Humphreys M/HS is environmentally friendly with several energy efficient, water conservation and indoor air quality features consistent with LEED BD+C specifications established by the U.S. Green Building Council.
Built for a capacity of 950, current student enrollment for Humphreys M/HS is 342 but will grow substantially as students transition over the next few years from the Seoul and Dongducheon areas where several DoD schools are slated to close as part of a strategic multi-year re-stationing of U.S. military personnel south of Seoul.

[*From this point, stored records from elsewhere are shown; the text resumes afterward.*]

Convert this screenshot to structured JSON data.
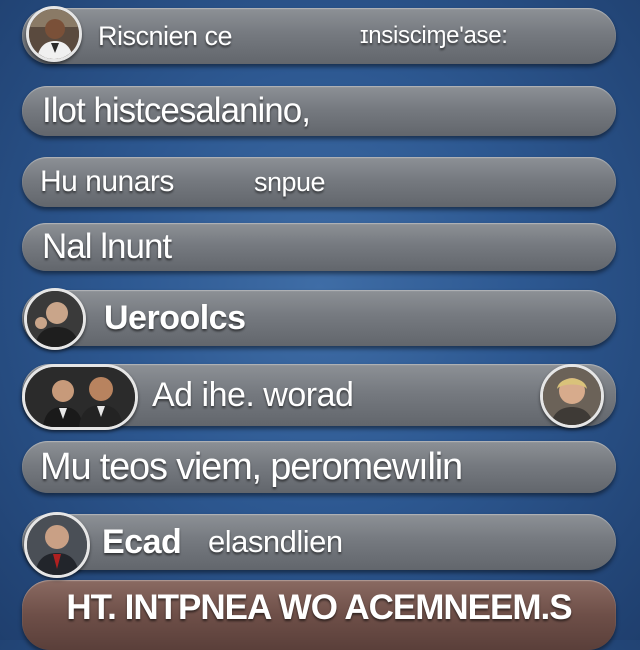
{
  "rows": [
    {
      "text": "Riscnien ce",
      "text2": "ɪnsisciɱe'ase:"
    },
    {
      "text": "Ilot histcesalanino,"
    },
    {
      "text": "Hu  nunars",
      "text2": "snpue"
    },
    {
      "text": "Nal lnunt"
    },
    {
      "text": "Ueroolcs"
    },
    {
      "text": "Ad ihe. worad"
    },
    {
      "text": "Mu teos viem, peromewılin"
    },
    {
      "text": "Ecad",
      "text2": "elasndlien"
    },
    {
      "text": "HT. INTPNEA WO ACEMNEEM.S"
    }
  ],
  "colors": {
    "background": "#2d5891",
    "pill": "#7a7e84",
    "banner": "#6e4f48",
    "text": "#ffffff"
  }
}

When construction delays prevented the planned opening of the school in August 2013, the Camp Humphreys community rallied together with the school staff to help make final preparations for the school year in interim facilities and again over the past several weeks to help with the transition into the new campus.
“I was kind of disappointed at the beginning of the school year when I found out we weren’t going to our new school,” said Katherine Chipps who transferred from nearby Osan American High School where she and her siblings attended school last year. She said the interim school facilities posed some challenges such as a cramped, makeshift band room and limited options for homecoming decorations and activities but that students, school staff and the community made the best of the situation adding, “It was totally worth the wait.”

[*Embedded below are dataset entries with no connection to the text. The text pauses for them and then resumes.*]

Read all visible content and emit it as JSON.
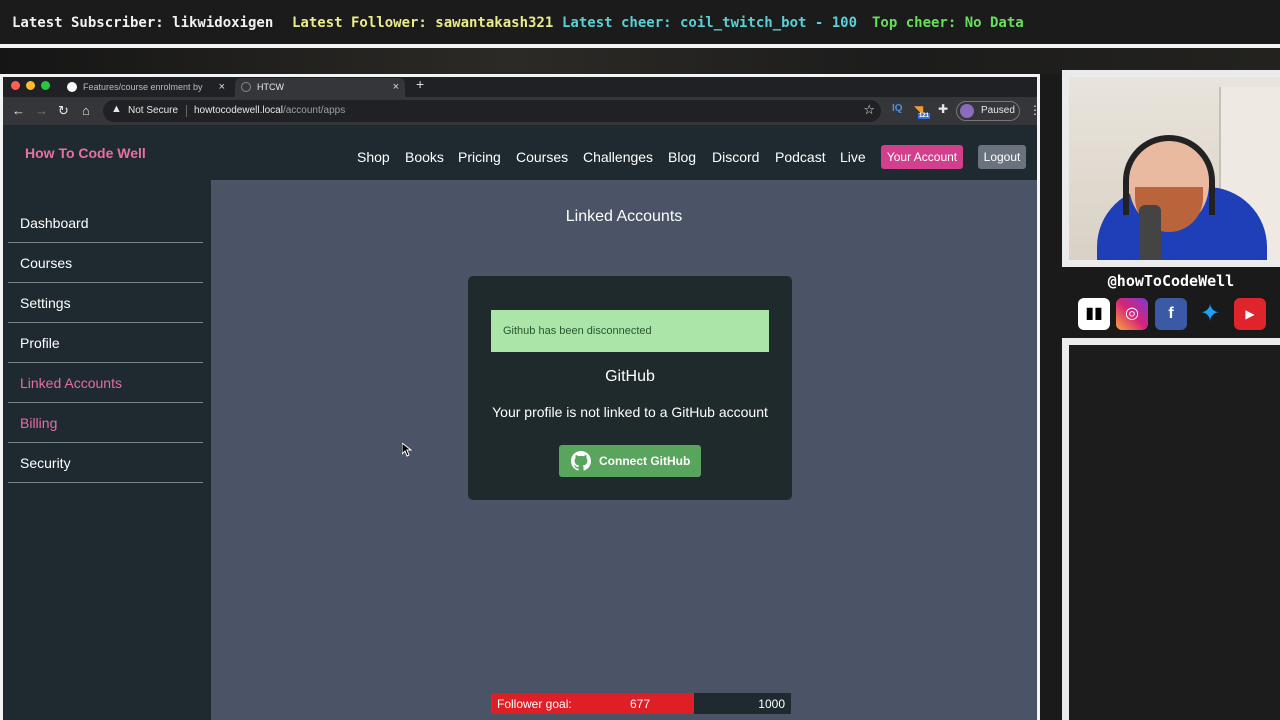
{
  "stream": {
    "latest_subscriber": "Latest Subscriber: likwidoxigen",
    "latest_follower": "Latest Follower: sawantakash321",
    "latest_cheer": "Latest cheer: coil_twitch_bot - 100",
    "top_cheer": "Top cheer: No Data",
    "handle": "@howToCodeWell",
    "socials": [
      "twitch-icon",
      "instagram-icon",
      "facebook-icon",
      "twitter-icon",
      "youtube-icon"
    ],
    "follower_goal": {
      "label": "Follower goal:",
      "current": "677",
      "target": "1000",
      "progress": 0.677
    }
  },
  "browser": {
    "tabs": [
      {
        "title": "Features/course enrolment by",
        "icon": "github-icon"
      },
      {
        "title": "HTCW",
        "icon": "globe-icon"
      }
    ],
    "security_label": "Not Secure",
    "url_host": "howtocodewell.local",
    "url_path": "/account/apps",
    "profile_status": "Paused",
    "extension_badge": "IQ",
    "rss_badge": "121"
  },
  "site": {
    "logo": "How To Code Well",
    "nav": [
      "Shop",
      "Books",
      "Pricing",
      "Courses",
      "Challenges",
      "Blog",
      "Discord",
      "Podcast",
      "Live"
    ],
    "account_button": "Your Account",
    "logout_button": "Logout",
    "sidebar": [
      {
        "label": "Dashboard",
        "active": false
      },
      {
        "label": "Courses",
        "active": false
      },
      {
        "label": "Settings",
        "active": false
      },
      {
        "label": "Profile",
        "active": false
      },
      {
        "label": "Linked Accounts",
        "active": true
      },
      {
        "label": "Billing",
        "active": true
      },
      {
        "label": "Security",
        "active": false
      }
    ],
    "page_title": "Linked Accounts",
    "alert": "Github has been disconnected",
    "provider": "GitHub",
    "status_text": "Your profile is not linked to a GitHub account",
    "connect_button": "Connect GitHub"
  },
  "colors": {
    "brand_pink": "#e870a3",
    "account_button": "#d13f8d",
    "success_alert": "#abe6a8",
    "connect_button": "#5aa55e",
    "goal_fill": "#df1f26"
  }
}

As the historian for the student council, Katherine Chipps will not only document the historic transition to the new campus, she’s part of that history.
The new school was funded by the Republic of Korea and built by the Samsung C&T Corporation—renowned for having built three of the tallest skyscrapers in the world—with project management and oversight provided by the U.S. Army Corps of Engineers Far East District and Multinational Division United States Forces Korea Base relocation office (MURO).
Humphreys Middle/High School is the second of five new DoD schools planned for Camp Humphreys with two additional elementary schools and a new middle school due to open over the next few years.
Once the new middle school construction is complete, students in grades 6-8 will move to their new campus. Humphreys Middle/High School will be reconfigured to grades 9-12 and renamed to Humphreys High School. School construction at Camp Humphreys is scheduled for completion by school year 2017-18 with an end-state enrollment capacity of 4,675 for all DoD schools located there.
Before entering the school for the first time, Kennedy reminded students that what really makes a new school special are the people inside and their shared experiences, “I would like to remind each and every one of you to get involved --- you will get out of school what you put into school. Participate, make positive contributions and reap the benefits of building school traditions and fond memories to last a lifetime.”
Emily Chipps, the junior class secretary and a member of student council, said she and her classmates are ready to do just that, “We were so happy to get in and to know we’re finally in our home. We’re actually here … we’re actually home. It’s so exciting!”
Parents, students and community members are welcome and encouraged to attend an open house for the new school on Monday, Jan. 13 from 4:30 - 5:30 p.m.
More photos of the new Humphreys Middle/High School are available from the USAG Humphreys Public Affairs Flickr site:
About DoDEA Pacific:
The first organized schools for the children of U.S. military personnel serving in the Pacific were established in 1946 during post-World War II reconstruction. Throughout the decades, DoD schools evolved to become a comprehensive and high-performing K-12 school system solely dedicated to educating the children of America’s heroes. Today, DoDEA Pacific’s 50 schools serve over 23,500 children of U.S. military and eligible DoD civilian personnel families stationed throughout the Pacific theater. The DoDEA Pacific teaching, administrative and school support team includes more than 3,400 full-time professionals. The schools are geographically organized into four districts: Guam, Japan, Okinawa and South Korea.